When we booked our first speaking gig in Alaska, neither Kim nor I had ever heard of a babymoon.
According to the hip kids these days, a babymoon is like a honeymoon. Except in reverse. On an honeymoon, you relax and enjoy downtime together AFTER the big day. With a babymoon, mom and dad get away for a little R&R time BEFORE the baby comes (at which point sleep and coherent conversations become rare).
Seeing the Northern Lights in person had been on my bucket list for a while, so I was curious as to what our chances were of seeing them while in Fairbanks, which is where the conference I was speaking at was being held.
A quick Google search confirmed that one of the best times and places to see the Aurora was the beginning of October in…Fairbanks, Alaska.
So we arranged for Lucy to stay with her cousins and booked a neat little cabin for three nights in the middle of nowhere. The Aurora Borealis Lodge is about 100 miles from the Arctic Circle and a million miles from more typical babymoon destinations. It’s a rustic hideaway with modern amenities, built by two guys a few years ago. Perched on a summit, there were only four guest rooms, but each one featured huge glass windows facing the north and a comfy couch for taking in the show. One of the selling points was a walkie-talkie in the room, which was used to inform the guests of an Aurora sighting, regardless of the time of night. We were told that if we stayed for three nights, we had an 80% chance of seeing it.
No guarantee, but pretty good odds.
I had my fingers crossed that we’d see the Aurora at least once, and in the back of my head, I secretly wondered if I might be able to photograph it. My interest in photography had intensified since buying my Canon DSLR about a year ago, and something like this would be quite a feather in my amateur cap. But still, it seemed like a pretty lofty goal. I assumed that photographing such a phenomenon would probably require expensive lenses, fancy equipment and years of experience I didn’t have. But I packed my tripod in the suitcase and hoped for the best.
I had saved a handful of how-to articles from the web, as I knew we wouldn’t have wi-fi access once we got to the cabin. I didn’t have much time to study them beforehand. When we got to the cabin, I started cramming like a teenager prepping for a chemistry final. I was trying to keep notes straight about ideal F-stops and ISO settings and noise reduction techniques, when a voice crackled from the Walkie Talkie: “The aurora is out!”

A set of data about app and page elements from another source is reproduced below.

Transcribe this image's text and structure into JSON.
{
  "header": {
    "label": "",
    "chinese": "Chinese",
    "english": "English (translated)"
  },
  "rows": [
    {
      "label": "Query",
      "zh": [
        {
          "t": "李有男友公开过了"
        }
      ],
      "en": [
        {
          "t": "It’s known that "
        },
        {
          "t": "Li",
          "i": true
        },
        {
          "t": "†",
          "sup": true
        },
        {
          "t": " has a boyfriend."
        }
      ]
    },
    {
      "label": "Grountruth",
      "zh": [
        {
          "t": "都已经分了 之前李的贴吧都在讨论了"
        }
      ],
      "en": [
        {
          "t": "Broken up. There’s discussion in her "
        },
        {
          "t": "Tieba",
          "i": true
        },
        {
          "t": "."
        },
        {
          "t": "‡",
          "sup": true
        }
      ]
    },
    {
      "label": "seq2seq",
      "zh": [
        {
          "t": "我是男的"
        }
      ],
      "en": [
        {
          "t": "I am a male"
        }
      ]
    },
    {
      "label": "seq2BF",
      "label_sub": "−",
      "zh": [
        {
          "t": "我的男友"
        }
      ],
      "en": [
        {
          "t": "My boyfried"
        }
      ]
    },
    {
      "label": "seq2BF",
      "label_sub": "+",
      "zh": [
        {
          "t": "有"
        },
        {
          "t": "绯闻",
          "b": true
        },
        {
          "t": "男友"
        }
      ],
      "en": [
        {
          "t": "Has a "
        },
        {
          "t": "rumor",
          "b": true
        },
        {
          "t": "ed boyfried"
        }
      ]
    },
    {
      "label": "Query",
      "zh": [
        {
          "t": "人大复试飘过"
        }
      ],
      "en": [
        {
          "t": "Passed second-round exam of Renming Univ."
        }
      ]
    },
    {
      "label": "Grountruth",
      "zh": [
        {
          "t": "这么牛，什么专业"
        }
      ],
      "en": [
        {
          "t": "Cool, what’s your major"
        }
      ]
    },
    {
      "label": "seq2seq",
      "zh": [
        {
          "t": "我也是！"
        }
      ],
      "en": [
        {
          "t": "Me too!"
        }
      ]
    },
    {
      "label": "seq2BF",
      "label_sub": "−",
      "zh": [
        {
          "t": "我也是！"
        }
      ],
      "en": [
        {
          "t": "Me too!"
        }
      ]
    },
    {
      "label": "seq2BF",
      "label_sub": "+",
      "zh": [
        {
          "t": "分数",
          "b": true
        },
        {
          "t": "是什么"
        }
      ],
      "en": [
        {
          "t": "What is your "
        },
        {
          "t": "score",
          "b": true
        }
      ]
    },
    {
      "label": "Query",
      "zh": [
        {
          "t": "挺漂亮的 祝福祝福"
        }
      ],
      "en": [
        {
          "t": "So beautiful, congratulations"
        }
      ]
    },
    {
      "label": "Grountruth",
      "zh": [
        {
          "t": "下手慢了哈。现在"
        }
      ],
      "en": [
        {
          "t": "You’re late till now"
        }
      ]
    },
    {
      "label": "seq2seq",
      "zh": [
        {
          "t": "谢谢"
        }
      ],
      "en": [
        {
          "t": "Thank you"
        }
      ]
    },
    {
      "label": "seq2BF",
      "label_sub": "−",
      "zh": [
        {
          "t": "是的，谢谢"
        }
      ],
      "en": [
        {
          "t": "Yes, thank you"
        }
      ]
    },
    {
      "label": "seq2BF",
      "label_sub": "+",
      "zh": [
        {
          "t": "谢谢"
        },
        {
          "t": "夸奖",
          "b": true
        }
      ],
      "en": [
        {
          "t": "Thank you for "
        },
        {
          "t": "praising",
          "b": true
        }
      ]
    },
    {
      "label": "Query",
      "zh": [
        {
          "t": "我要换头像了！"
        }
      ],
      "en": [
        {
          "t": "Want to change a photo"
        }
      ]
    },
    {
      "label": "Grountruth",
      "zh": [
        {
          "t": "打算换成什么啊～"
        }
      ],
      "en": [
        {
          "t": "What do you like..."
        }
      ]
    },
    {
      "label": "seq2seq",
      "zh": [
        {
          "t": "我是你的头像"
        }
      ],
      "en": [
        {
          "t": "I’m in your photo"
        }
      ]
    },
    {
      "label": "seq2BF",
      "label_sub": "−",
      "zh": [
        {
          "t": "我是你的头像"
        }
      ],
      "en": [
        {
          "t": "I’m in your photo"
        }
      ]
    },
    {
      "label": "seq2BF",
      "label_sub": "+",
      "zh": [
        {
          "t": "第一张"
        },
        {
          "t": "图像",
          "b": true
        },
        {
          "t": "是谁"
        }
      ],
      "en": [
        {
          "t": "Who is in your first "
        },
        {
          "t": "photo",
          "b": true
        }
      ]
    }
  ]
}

I sprang to the window and Kim and I saw the soft but growing green hue diffusing into the darkening sky. Then a subtle arc slowly seeped across the horizon. It was not as busy as I’d heard the Aurora can get, but reminded me of a cosmic cat slowly waking after a long nap. Eventually, vertical shafts of light began to appear, like the spires of emerald green castle in the air.
I grabbed my camera, tripod, and cable release and entered the cold night to try my hand at capturing these magical whispers of light. Here’s some of what I got:
Looking back, I realized that I’d just updated my bucket list right before we booked the gig in Fairbanks, so the items were fresh in my mind. Had I not just done that, it may not have crossed my mind to look into the odds of seeing the Northern Lights while in Alaska. I could have missed one of the great moments of my life and not even known it.
When it comes to dream-getting, there is real power in simply deciding what you want in life. Just writing things down is a huge step, if for nothing else than to awaken your subconscious to opportunities to accomplish things on your bucket list that you may have otherwise missed.
Your head may be swirling with bold dreams and crazy wishes and wild hairs about things you’d “like to do someday.” But are they written down somewhere? Grab a scratch piece of paper right now and start with a simple Top 10 list. Yes, those dreams may require time or money you don’t have, and appear impractical, unlikely, or even impossible. It doesn’t matter. Physically write them down and stash the list in a drawer, your planner, or your bible.
Henry David Thoreau once said, “If you have built castles in the air, your work need not be lost; that is where they should be. Now put the foundations under them.”
Yes, accomplishing dreams does take work and effort and sacrifice and sometimes money. That’s the practical stuff. That’s the foundation.
But foundation building is impossible if you don’t know what it is you’re actually building.
It all needs to start with the castles in the air.
(They may or may not be green.)